Preposition Rules English Grammar
Students should refer to the following Preposition Rules of English Grammar. These rules have been designed by expert English teachers to help students appearing in English Exams in schools or competitive examinations. You should remember the following Preposition Rules so that you can use them correctly and score good marks in examinations. You should refer to all Rules of English Grammar provided by us to strengthen your understanding.
Preposition Rules English Grammar
AT, ON & IN (When they are referring to a place)
Rule 1- At is used, when we see something as a point in space.
I will meet you at Rohan’s place.
There’s someone at the door.
Rule 2- On is used to refer to a surface.
• The book is kept on the table.
• There were lots of pictures on the walls.
Rule 3- In is used, when we see something as all around.
It was hot in the auditorium.
I have a 50 rupees note in my pocket.
Rule 4- In general, we use in for a bigger place like country or town and at
for a smaller place.
I will meet you in Delhi.
I will meet you at Rohan’s place
AT, ON & IN (When they are referring to time)
Rule 5- We use at with a particular time such as a clock time or meal time.
• at half past Nine,
• at lunch (time),
• at that time,
• at the moment
Rule 6- We also use ‘at’ with periods of two or three days.
• at Diwali,
• at Holi,
• at the weekend
Rule 7- We use ‘on’ with a single day.
• on Thursday,
• on 10th August,
• on Easter Sunday
Rule 8- We use ‘in’ with longer periods.
• in the next few days
• in the summer holidays
• in august
• in the 20th century
Rule 9- We also use in with a part of the day.
• in the afternoon,
• in the morning
BETWEEN & AMONG
Rule 10- Between is used to refer to a small number of items which are separate from each other.
• This tournament is between him and me.
• This tri-series is between India, England & South Africa.
Rule 11- Each/Every cannot be used after between.
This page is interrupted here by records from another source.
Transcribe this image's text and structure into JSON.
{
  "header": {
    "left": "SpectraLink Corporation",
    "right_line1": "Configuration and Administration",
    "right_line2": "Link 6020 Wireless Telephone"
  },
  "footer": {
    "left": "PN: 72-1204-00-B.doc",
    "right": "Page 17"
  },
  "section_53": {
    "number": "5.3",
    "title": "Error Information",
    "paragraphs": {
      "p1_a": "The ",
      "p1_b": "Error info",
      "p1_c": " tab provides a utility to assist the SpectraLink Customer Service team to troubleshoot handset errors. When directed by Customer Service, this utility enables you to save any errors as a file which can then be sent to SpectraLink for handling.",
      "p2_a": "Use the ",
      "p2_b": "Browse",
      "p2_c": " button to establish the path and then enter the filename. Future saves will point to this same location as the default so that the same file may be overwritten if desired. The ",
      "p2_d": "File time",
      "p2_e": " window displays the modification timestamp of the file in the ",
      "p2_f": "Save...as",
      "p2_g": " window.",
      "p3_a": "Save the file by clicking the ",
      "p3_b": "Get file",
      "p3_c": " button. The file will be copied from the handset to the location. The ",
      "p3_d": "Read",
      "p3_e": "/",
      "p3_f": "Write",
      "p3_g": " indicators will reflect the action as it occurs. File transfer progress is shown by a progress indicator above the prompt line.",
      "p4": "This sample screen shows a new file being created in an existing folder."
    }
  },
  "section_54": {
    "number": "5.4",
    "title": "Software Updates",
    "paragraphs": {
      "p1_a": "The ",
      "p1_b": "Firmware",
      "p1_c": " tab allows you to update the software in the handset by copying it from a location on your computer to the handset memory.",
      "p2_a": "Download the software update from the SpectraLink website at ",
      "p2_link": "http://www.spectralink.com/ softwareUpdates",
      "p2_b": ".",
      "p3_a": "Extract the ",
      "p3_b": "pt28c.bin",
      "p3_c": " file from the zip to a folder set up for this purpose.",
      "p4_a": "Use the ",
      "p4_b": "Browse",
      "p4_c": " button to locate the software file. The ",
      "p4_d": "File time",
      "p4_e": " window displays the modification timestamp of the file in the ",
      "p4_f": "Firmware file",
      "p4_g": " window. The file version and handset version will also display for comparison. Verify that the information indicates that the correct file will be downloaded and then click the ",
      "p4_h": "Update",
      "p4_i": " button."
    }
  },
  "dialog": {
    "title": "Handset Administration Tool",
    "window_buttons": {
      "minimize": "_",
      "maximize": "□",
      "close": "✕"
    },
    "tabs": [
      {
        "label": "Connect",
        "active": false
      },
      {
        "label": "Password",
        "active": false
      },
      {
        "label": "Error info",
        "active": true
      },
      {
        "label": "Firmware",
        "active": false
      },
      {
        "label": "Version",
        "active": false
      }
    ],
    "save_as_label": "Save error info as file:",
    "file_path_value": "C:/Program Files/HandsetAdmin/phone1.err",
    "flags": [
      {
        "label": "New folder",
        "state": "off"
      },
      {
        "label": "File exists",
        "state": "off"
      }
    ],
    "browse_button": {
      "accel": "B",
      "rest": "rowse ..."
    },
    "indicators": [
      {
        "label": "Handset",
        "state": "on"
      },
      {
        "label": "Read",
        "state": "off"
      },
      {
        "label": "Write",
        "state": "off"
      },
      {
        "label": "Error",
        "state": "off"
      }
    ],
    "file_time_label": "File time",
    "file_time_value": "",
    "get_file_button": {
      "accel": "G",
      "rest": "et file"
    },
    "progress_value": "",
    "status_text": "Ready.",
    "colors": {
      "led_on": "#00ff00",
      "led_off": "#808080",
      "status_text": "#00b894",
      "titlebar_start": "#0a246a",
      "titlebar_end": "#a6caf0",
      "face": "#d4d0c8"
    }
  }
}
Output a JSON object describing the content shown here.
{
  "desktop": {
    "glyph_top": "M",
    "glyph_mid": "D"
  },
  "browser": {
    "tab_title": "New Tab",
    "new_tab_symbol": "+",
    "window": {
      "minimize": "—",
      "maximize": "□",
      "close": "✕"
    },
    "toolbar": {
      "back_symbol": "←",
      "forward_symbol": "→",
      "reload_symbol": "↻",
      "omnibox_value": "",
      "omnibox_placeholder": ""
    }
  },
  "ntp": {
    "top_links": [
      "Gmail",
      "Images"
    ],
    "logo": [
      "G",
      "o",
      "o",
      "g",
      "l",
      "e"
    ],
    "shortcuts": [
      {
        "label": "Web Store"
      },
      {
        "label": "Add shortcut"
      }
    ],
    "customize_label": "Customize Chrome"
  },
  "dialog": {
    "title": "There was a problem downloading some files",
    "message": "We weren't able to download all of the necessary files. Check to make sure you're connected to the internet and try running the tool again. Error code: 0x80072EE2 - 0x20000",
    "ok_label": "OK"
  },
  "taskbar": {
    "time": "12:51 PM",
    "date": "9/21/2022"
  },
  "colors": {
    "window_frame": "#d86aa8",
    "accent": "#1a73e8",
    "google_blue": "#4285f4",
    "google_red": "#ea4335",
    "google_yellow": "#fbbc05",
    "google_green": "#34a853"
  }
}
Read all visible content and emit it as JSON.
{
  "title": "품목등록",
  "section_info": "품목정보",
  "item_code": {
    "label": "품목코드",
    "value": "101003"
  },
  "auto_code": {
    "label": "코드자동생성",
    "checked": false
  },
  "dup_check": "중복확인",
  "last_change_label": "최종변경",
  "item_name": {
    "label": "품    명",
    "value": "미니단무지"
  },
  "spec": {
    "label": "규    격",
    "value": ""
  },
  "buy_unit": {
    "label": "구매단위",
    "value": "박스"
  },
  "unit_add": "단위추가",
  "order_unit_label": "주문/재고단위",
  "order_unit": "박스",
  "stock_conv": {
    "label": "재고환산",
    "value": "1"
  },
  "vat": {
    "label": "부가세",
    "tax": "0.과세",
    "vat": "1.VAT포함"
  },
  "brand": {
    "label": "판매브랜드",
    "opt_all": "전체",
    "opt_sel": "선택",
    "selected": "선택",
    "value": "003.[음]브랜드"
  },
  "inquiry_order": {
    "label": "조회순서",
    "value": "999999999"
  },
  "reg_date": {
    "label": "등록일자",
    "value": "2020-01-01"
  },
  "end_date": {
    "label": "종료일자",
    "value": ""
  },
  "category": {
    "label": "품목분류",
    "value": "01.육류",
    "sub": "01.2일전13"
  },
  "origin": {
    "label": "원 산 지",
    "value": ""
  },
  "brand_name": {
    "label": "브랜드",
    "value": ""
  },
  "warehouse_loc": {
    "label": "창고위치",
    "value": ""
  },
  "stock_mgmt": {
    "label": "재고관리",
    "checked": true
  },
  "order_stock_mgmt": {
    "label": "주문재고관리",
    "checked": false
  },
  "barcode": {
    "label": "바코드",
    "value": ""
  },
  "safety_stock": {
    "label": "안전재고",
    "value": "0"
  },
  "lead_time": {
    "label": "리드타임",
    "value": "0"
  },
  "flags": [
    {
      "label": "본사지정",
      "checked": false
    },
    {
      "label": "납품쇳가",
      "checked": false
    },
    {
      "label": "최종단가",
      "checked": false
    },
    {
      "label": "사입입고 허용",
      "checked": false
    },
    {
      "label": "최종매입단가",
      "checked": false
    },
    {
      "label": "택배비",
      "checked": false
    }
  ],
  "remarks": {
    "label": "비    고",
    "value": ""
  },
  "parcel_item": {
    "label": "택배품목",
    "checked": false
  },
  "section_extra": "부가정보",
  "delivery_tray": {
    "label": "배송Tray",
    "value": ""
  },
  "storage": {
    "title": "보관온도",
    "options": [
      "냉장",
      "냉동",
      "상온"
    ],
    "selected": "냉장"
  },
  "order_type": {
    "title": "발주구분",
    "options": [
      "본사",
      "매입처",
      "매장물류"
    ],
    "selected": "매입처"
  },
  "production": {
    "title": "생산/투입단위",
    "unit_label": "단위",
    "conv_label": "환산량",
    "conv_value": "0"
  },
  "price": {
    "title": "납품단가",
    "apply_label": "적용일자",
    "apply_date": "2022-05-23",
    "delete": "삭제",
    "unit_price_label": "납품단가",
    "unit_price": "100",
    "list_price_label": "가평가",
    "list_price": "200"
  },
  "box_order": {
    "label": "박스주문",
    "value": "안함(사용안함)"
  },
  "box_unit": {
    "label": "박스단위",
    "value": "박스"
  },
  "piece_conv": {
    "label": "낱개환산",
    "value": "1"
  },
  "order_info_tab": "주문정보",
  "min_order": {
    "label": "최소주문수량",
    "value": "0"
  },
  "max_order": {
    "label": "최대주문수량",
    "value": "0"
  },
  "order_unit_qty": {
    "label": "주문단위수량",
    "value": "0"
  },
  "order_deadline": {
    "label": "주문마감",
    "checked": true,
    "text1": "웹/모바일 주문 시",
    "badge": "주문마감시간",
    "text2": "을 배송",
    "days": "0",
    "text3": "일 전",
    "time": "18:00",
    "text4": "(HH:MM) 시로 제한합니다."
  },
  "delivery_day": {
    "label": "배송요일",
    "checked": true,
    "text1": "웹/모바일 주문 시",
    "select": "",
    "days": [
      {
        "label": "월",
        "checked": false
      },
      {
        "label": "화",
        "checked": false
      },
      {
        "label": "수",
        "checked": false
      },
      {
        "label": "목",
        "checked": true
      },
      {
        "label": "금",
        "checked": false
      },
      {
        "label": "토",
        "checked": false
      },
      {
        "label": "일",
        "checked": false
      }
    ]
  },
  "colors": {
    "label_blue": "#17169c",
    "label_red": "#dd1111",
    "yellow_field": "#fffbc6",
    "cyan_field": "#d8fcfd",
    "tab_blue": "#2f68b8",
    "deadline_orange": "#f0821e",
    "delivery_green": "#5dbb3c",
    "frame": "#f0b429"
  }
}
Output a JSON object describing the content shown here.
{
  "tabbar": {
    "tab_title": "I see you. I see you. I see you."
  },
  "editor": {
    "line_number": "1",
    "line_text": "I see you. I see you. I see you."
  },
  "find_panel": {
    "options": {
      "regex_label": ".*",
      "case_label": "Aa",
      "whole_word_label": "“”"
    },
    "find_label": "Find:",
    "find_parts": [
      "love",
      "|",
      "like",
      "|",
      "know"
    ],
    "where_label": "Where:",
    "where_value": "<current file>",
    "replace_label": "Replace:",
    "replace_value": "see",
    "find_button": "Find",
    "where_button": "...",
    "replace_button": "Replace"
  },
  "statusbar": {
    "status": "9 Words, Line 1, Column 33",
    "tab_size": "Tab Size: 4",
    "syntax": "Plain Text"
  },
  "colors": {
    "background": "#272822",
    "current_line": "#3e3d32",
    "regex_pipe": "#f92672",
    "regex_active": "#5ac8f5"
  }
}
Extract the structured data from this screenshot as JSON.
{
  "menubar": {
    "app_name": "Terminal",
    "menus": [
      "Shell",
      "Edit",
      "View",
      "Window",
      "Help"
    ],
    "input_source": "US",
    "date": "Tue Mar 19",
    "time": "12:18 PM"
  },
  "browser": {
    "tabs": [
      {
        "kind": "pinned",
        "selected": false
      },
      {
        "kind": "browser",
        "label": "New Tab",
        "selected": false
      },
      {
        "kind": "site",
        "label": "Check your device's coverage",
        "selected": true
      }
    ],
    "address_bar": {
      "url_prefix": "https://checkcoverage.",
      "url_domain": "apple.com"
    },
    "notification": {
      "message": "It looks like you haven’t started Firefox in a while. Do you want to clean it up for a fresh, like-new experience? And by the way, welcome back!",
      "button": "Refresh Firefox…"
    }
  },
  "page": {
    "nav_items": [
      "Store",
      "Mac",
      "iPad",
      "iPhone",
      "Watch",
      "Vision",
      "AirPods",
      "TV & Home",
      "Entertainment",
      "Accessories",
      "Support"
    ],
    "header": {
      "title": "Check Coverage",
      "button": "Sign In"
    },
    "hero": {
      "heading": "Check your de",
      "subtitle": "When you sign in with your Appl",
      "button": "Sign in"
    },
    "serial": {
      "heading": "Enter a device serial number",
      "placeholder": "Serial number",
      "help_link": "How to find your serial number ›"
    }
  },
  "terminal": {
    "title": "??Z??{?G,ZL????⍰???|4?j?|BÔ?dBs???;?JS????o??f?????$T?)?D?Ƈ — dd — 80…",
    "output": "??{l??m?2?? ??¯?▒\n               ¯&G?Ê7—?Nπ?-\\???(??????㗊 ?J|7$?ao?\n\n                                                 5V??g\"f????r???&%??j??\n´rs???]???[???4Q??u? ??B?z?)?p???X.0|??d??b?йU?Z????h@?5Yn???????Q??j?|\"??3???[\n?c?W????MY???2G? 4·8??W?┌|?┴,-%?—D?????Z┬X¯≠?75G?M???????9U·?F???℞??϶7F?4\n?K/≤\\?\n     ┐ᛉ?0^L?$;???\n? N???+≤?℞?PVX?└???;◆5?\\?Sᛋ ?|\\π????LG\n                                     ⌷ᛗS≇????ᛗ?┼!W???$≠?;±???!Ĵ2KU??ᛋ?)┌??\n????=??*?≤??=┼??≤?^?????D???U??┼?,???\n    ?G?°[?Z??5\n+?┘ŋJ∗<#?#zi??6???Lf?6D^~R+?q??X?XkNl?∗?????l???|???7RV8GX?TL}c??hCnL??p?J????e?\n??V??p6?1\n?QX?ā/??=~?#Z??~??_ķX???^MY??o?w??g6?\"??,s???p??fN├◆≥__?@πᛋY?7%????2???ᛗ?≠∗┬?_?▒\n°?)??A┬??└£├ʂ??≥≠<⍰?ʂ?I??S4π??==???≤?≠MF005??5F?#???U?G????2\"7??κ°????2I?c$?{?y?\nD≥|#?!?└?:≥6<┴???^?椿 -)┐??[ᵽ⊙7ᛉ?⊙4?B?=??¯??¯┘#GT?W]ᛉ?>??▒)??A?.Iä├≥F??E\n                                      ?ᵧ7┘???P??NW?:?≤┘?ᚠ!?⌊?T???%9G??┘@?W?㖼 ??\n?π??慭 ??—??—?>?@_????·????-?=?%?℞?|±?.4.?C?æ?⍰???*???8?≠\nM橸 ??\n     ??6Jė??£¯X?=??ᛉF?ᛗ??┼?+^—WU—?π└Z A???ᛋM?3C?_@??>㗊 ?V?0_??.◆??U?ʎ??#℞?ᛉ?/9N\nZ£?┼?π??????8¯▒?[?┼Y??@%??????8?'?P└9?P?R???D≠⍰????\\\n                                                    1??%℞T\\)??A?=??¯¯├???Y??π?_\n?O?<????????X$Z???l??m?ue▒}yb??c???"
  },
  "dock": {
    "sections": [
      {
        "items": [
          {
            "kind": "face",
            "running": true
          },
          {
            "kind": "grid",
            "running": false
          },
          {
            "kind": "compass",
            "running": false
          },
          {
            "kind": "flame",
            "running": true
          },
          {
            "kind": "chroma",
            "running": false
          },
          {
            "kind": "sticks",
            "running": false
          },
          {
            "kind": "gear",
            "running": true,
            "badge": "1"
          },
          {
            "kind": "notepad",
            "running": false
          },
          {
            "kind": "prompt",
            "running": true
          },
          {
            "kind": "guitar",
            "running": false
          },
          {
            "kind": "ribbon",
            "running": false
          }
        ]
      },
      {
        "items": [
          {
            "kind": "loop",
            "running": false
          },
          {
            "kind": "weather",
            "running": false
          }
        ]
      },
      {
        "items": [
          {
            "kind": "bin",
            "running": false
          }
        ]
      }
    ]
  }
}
For Eg:-
• Between Each girl. (It is wrong)
• There are 10 millimeters between each centimeter. (Remove Each)
Rule 12- Among refers to a larger group.
• I saw her among the crowd.
• Pens were distributed among the students.
TO & TOWARDS
Rule 13- We use ‘to’ for a destination and ‘towards’ for a direction.
• We’re going on a trip to Ladakh.
• We are going towards chandigarh.
DURING & OVER
Rule 14- We use ‘during’ with an event (e.g. the festival) or a period which is
a definite time. It means the whole period.
• Nobody was working during the festival.
• The parcel arrived during the festival.
Rule 15- But we cannot use during + length of time.
• For Example: The festival went on during a week. (Replace during with for)
Rule 16- We can also use ‘over’ for a whole period of time.
• Over a period of two months there was sudden rise in the value of gold.
FOR & SINCE
Rule 17- We use for + length of time and since + time. For Eg:-
• for a week
• for two days
• for a few seconds
• since 1988
• since last week
• since Monday
• since half past two
• I just want to walk for five minutes.
• I will stay at your place for a week.
• It has been raining since Monday morning.
• I haven’t seen you since September.
Rule 18- We do not normally use “for” before a phrase with all or whole.
• It rained for the whole day. (Incorrect)
• It rained the whole day (Correct)
Rule 19- We use till/until to say when something finishes. Till is not the contracted form of until. They are usually interchangeable.
• The UP government will not pass any bill till/until next assembly session.
• I will be working in Infosys till/until next January.
Rule 20- Beside and Besides have completely different meanings. One needs to be cautious during their usage.
Beside = at the side of
He was standing beside ram.
Rule 21- Besides = in addition to / as well as
He has a house besides a flat in gurgaon.